Timothy Vorgenss, American Renaissance, July 12, 2022
We should not accept the idea that we are conservative. We promote progress. We cannot be satisfied with delaying the victories of the so-called progressive left. This is not our mission. Who can be satisfied with building barriers when our goal is to forge ahead?
To the extent that we are conservative, it is only in the service of progress. It is necessary to eliminate useless innovations that compete with useful ones. If I am undergoing surgery, I don’t want a strawberry-flavored anesthetic. I want an effective one. This is not because I am nostalgic for the anesthetic of a certain time but because I want one that works. The social innovations of the Left are the equivalent of flavored anesthetics that harm the patient.
Ethno-differentiation promotes security, social trust, and therefore productivity. This leads, among many other things, to better medical research, longer life expectancy, quality of life, quality of childhood, artistic achievements . . . . In fact, listing the benefits of separation could become an academic specialty.
Our discourse could become more effective if it were to change in ways we may not have considered. I’m not talking about being right. We are already right. I’m talking about winning the ideas game, of making competing ideas irrelevant.

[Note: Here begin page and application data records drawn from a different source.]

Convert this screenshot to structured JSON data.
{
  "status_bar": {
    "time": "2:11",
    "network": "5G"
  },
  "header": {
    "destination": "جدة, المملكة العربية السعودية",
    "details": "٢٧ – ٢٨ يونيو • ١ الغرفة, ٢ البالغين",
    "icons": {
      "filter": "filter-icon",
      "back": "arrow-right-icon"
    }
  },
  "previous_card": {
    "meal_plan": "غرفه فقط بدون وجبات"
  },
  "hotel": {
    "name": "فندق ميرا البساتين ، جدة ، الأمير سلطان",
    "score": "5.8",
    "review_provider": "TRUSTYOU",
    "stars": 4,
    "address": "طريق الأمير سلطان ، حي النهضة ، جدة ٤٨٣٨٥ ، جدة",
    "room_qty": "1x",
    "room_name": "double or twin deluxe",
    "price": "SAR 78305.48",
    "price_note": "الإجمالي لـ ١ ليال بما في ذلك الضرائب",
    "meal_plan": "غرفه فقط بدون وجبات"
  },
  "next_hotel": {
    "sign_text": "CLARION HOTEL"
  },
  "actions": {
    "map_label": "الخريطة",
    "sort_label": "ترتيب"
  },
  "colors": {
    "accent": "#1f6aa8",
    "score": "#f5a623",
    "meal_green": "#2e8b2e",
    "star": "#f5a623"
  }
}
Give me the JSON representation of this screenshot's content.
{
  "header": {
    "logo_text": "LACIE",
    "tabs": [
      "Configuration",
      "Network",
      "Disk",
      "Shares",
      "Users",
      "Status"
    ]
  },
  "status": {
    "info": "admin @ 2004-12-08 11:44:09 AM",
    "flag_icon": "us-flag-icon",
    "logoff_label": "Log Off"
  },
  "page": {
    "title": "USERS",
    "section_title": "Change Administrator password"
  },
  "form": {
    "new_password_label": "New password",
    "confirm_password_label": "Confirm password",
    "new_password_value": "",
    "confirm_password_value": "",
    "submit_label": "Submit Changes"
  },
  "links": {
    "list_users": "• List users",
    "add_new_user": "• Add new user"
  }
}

Our opponents are the champions of broken promises. Why offer progress rather than a return to the past? Let us oppose liberals with a right-wing vision of progress. Perhaps a slogan like this: “Rich or poor, who would not prefer the crime rate of Tokyo rather than Chicago? No more broken progressive promises.”
The aim is to promote a vision of progress and let the other side shoulder the burdens of the present. We cannot be the side that doesn’t have solutions, that condemns the future, that brings the bad news and looks to the past. Our brains don’t like it. Our wives don’t like it. Our well-being doesn’t like it. Even our bank accounts suffer from it.
We must invent identity progressivism. Our arguments might look like this: “We were making such progress. Women were just beginning to enjoy their rights, and now immigrants torment them. Why did you spoil it? Do you hate women? And why force LGBT people to suffer among groups that hate them?” The key is to say such things without irony or sarcasm.
This may not change the outcome of a particular conversation, but it is important to stop always condemning the future and holding up the past as a solution. In the popular mind, white advocacy must evoke words like “solution,” “future,” “progress,” “inevitable.”
Constant repetition establishes a center of gravity, a centripetal dynamic, and anchors a belief in people’s minds. Anchoring the correct beliefs in people’s minds is what we do.